As seen in the above GIF, you can easily use it to project a particular plate onto the scene geometry in Nuke.
How does camera projection integrate into my workflow?
The below list is a common use of camera projection in Nuke that I often employed:
- To project a matte painting to simple/complex geometry.
- Repaint a projected plate to create clean plate
- Relight a projected plate
So how does this work together with matte painting role?
A properly setup camera projection can give depth to a matte painting shot in a 2.5D movement.
Well technically the scene is full 3D in Nuke but the geometry is often simple and the true 3D illusion breaks as many elements in the matte painting are often “flat” in 3D depth due to the use of cards in a typical animated matte painting shot.
Complicated camera projection to create a more detailed and depth to a scene is possible but will require proper planning.
Doing lots of cleanup?
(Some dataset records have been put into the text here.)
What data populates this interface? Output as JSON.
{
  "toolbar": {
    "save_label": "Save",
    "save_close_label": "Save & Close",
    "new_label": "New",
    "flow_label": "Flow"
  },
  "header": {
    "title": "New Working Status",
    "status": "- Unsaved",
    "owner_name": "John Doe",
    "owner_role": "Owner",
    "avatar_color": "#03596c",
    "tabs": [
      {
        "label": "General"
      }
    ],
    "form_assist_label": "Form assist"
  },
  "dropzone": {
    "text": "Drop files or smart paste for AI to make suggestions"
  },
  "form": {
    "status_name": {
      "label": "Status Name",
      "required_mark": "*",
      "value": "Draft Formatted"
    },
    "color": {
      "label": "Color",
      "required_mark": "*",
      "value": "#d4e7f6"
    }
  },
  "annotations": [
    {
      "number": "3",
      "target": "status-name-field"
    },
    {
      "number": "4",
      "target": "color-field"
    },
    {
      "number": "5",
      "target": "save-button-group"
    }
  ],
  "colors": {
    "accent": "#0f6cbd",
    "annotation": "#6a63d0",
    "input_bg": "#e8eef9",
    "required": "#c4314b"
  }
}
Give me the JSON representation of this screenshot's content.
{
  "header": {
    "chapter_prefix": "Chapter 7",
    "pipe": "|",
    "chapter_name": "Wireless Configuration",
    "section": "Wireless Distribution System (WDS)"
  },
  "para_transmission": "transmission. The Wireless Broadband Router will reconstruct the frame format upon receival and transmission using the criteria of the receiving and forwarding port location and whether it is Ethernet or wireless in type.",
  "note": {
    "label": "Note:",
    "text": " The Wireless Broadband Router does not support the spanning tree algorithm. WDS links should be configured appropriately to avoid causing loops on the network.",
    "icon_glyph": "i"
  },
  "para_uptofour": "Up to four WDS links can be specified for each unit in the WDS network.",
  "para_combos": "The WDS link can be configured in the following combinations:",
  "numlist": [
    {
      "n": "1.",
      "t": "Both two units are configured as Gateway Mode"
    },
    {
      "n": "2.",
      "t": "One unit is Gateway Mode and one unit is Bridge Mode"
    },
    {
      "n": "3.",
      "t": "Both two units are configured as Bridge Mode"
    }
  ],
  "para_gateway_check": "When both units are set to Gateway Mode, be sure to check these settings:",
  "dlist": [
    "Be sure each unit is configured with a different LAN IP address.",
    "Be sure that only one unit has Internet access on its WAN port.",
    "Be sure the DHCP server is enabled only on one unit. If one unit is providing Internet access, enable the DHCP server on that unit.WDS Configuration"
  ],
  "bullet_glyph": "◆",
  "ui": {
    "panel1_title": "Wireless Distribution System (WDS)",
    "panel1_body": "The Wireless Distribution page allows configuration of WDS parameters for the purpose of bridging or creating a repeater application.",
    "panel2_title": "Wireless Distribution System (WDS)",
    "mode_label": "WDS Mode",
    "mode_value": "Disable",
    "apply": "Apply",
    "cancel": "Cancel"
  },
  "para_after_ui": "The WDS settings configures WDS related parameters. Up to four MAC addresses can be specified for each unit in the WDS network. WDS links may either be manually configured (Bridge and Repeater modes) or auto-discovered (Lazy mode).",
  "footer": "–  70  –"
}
Keep on reading.
The above comparison shows three different frames from a project I’m currently working on. All I need is to paint out one still frame and rely on camera projection to project it over the original plate.
If you have been doing lots of cleanup to remove unwanted elements in a complicated shot that involves significant camera movement, camera projection can help a lot.
There is always the good old 2D Tracker right?
During my intern when I was doing a cleanup work using gasp Shake, the built-in 2D tracker is often a train wreck for me. To make things worst, one of the common stuff to replace is signage and if the camera movement is simple, it is quite time consuming.
BUT if the signage moves in and out of the shot in complicated camera rotation/dolly/panning, removing the original signage using traditional 2D tracker method is beyond time consuming. It is a huge time sinker when there is also no method of bringing in tracked 3D camera movement from external software like PFTrack or Syntheyes.
The above GIF is a quick example on how the RotoPaint is use to remove out the partial unwanted sign.
So should I use camera projection?
Depending on the nature of the shot, camera projection can greatly assist you in both matte painting and paint job.
I’ll be covering more practical use of camera projection in future posts.